Sir Rolf Williams: They must have a very elementary knowledge of economics in the Hebrides. That is the only way the hon. Gentleman can get away with this sort of thing. In fact, it was because the Labour Party had mismanaged the country's affairs, and it will do exactly the same now. One of the great mistakes that the Government are making is to raise the standard rate of Income Tax.
Sir Rolf Williams: I am not giving way. The hon. Gentleman has had one go. He can sit down and listen to me for a bit. I have got quite a lot to say, and I do not want to take too long, because I know that some hon. Gentlemen opposite want to get some sleep tonight. As I said, out of all this money which will come from the pockets of the people due to the rise in the standard rate of Income Tax, some will go...
Sir Rolf Williams: I was talking to an industrialist this morning who is having a tremendous battle in the export field, and of whose production 72 per cent. goes for export, and he said that 30 prices had risen last Friday. That is the effect of the policy of the Government. What is the position of the old-age pensioner? By the time he gets his benefits one thing is certain—the pension he is getting today...
Sir Rolf Williams: Very difficult!
Sir Rolf Williams: On a point of order. Sir Samuel, I heard the hon. Gentleman making disparaging remarks about the Chair. Is that in order?
Sir Rolf Williams: asked the Minister of Housing and Local Government what steps he porposes to take to lessen the burden of rates.
Sir Rolf Williams: Does not the hon. Gentleman realise that it is not so much the movement of science graduates from Scotland that matters but the flood of graduates who will be moving from this country to the United States if the Concord project is dropped?
Sir Rolf Williams: While appreciating the courtesy of the right hon. Gentleman in his reply to my right hon. Friend the Leader of the Opposition, am I to assume from his remarks that if, after the Budget Resolutions are known, there is a demand by the Opposition for an extension of time for debate on them, it will be granted?
Sir Rolf Williams: Will the right hon. Gentleman give way?
Sir Rolf Williams: Tell us about the scientific break-through.
Sir Rolf Williams: I am very glad to have paid the hon. Member the debt that I owed him. He offered me three-to-one against the Tory Party. We nearly won. It was a worth-while bet. The point that I want to make to him is that this Government got into power on the basis that they would nurture science and give a great progressive look to this country.
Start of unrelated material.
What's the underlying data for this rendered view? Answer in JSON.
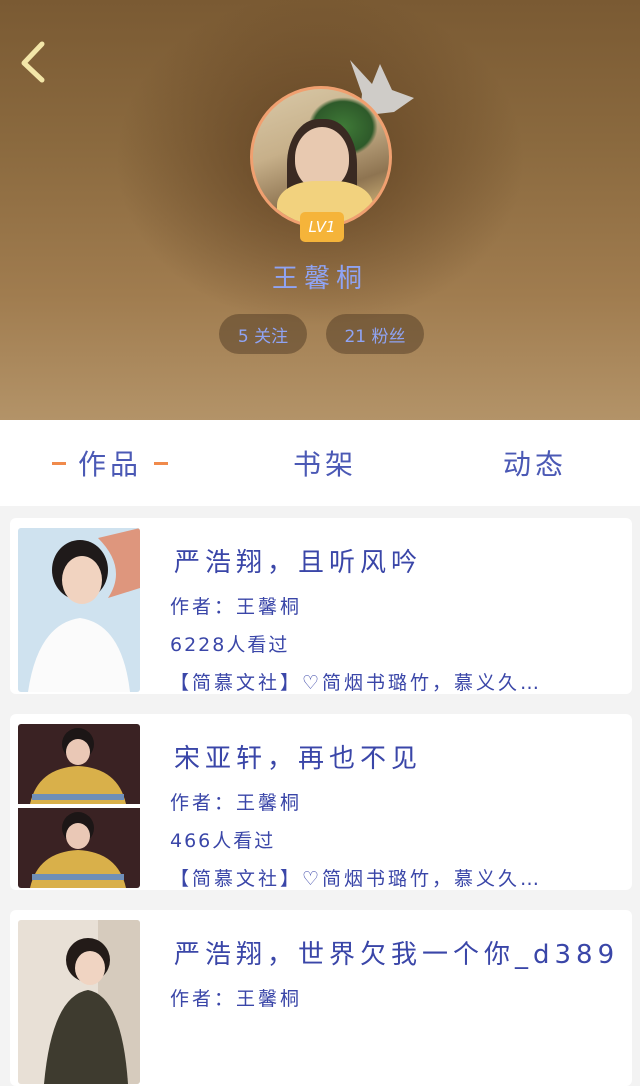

The first thing that they have done is to destroy the finest...
Sir Rolf Williams: May I put in a plea for private Members?
Sir Rolf Williams: That was only the preface of my remarks. I was going on to say—[HON. MEMBERS: "Object."] I thought that I would get the House in the right mood.